Wikipedia is the best. It is the world’s go-to source when someone wants to know something. Anything, really. Hey, didn’t I see Dave Matthews on TV in a Where The Red Fern Grows movie? Yep, that was him. And what did the crew working on the movie Jaws name the mechanical shark? Why they called him Bruce, of course, named after Spielberg’s lawyer. Wikipedia is a bar-trivia dream, but it also represents the basic facets of education: Wikipedia represents the desire to learn and a community coming together to contribute and share knowledge. So how come Wikipedia is often persona-non-grata in the classroom?
When Wikipedia was in its infancy and I stumbled across it for the first time, I didn’t know what it was, nor did I bother to evaluate it properly. All I knew was that it had all the info I needed for a paper I was writing. Paper done – source: Wikipedia! I handed it in, and my professor quickly played the role of Gandalf – “You shall not pass!”. Evidently I had committed a grave academic sin; I had cited Wikipedia. This was not a scholarly source; this was not a proper academic citation; etc. Both good points, and my kindly professor allowed me to do my paper over again. What I soon discovered was that all of the information in my original paper WAS accurate – I had just gotten it from a bogus source. But everything I had from Wikipedia was in fact, true. Corroboration with scholarly journals verified it. I never sourced Wikipedia again, but the way I prepared for papers changed on that day: I always began my research by reading on Wikipedia to gain a solid sense of understanding, and then I found the scholarly sources.

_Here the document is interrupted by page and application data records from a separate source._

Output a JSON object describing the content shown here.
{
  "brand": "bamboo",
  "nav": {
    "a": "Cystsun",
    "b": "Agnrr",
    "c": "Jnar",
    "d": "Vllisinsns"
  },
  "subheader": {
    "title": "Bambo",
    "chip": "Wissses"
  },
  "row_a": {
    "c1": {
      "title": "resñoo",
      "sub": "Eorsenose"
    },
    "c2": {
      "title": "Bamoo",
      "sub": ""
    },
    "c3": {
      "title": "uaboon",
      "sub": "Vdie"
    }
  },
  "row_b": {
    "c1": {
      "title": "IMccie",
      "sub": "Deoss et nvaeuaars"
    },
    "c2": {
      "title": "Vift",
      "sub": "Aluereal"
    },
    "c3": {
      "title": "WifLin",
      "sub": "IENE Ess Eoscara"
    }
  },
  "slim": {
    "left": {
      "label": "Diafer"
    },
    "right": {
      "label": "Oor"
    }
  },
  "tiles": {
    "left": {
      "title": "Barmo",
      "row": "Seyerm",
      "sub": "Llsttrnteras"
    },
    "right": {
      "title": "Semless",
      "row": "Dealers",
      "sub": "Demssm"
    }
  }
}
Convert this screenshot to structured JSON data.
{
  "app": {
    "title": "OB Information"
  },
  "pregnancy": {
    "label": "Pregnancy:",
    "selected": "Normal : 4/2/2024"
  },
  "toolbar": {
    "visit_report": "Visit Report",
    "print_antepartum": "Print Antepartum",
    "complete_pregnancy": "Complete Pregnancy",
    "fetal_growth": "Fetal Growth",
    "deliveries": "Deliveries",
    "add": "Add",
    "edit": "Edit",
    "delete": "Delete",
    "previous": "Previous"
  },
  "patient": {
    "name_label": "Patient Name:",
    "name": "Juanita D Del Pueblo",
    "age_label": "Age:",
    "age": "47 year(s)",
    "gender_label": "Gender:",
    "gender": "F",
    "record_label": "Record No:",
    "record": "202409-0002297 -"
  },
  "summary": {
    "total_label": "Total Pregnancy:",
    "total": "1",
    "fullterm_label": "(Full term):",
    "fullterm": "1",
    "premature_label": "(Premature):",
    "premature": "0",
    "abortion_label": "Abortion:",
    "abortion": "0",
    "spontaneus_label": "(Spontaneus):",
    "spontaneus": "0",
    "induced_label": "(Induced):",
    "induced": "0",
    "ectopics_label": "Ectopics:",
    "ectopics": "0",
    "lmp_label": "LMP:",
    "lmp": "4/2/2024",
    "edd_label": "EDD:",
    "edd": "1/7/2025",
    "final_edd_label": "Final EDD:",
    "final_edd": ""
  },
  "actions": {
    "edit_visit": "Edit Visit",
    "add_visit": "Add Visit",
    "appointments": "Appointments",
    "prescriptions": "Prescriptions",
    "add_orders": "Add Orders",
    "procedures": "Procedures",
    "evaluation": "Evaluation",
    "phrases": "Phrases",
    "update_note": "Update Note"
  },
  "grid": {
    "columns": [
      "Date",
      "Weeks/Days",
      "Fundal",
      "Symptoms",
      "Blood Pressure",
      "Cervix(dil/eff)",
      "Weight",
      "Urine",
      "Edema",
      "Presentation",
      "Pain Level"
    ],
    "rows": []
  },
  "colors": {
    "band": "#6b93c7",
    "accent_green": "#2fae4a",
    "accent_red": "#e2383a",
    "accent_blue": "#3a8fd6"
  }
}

I was in college at that point, and I had made the Wikipedia mistake. Of course our K-12 students will make similar mistakes when sourcing, too. But Wikipedia has gotten a bad rap – uttering the word Wikipedia in schools is like uttering he-who-must-not-be-named in the Harry Potter universe. We shouldn’t be scaring kids away from Wikipedia like its some monster in the attic. We should embrace and cherish Wikipedia, because it represents the foundations of education (knowledge! sharing! collaboration!) and the thirst for life-long learning. And let’s be real – if students are not going to Wikipedia, they are probably heading to Yahoo Questions or a random About.com page instead. And really, which is really worse in the situation?
I would recommend leveraging Wikipedia to your advantage in the classroom. Encourage students to use it, because when they aren’t in your classroom they will use it anyway. But how can you use it while still stressing that Wikipedia isn’t proper academic sourcing material? Try these ideas:
1. Use Wikipedia as the Starting Line – Wikipedia offers great summaries, and it’s almost as accurate as Britannica. Students increase their subject knowledge, and then use the sources (books, articles, websites) at the bottom of the Wikipedia page to jump-start their research.
2. Check for Accuracy and Contribute – Worried that a Wikipedia article isn’t accurate? Have your students comb through it and look for errors. Find something inaccurate? Create an account and fix it. Congrats; you’ve just contributed to society in a meaningful way! Even if something isn’t wrong, add to the communal knowledge by adding something that isn’t already there.
3. Revel in Wikipedia’s Awesomeness – Seriously, how cool is Wikipedia? It’s a GLOBAL COLLECTION of communal knowledge. Our forefathers would have happily freaked out if they saw how democratically amazing it all is. Express how powerful the idea of shared knowledge is – and how it can aslo serve as a possible call for political revolution.
4. Create a Class Wiki – Not satisfied with Wikipedia because in the end you don’t really know who the author is? Use something like Blogger, Wikispaces or WordPress and have your class create their own bank of shared knowledge. You know who the authors are and where they are getting their sources – soon you will have a term’s worth of students teaching students. How cool is that?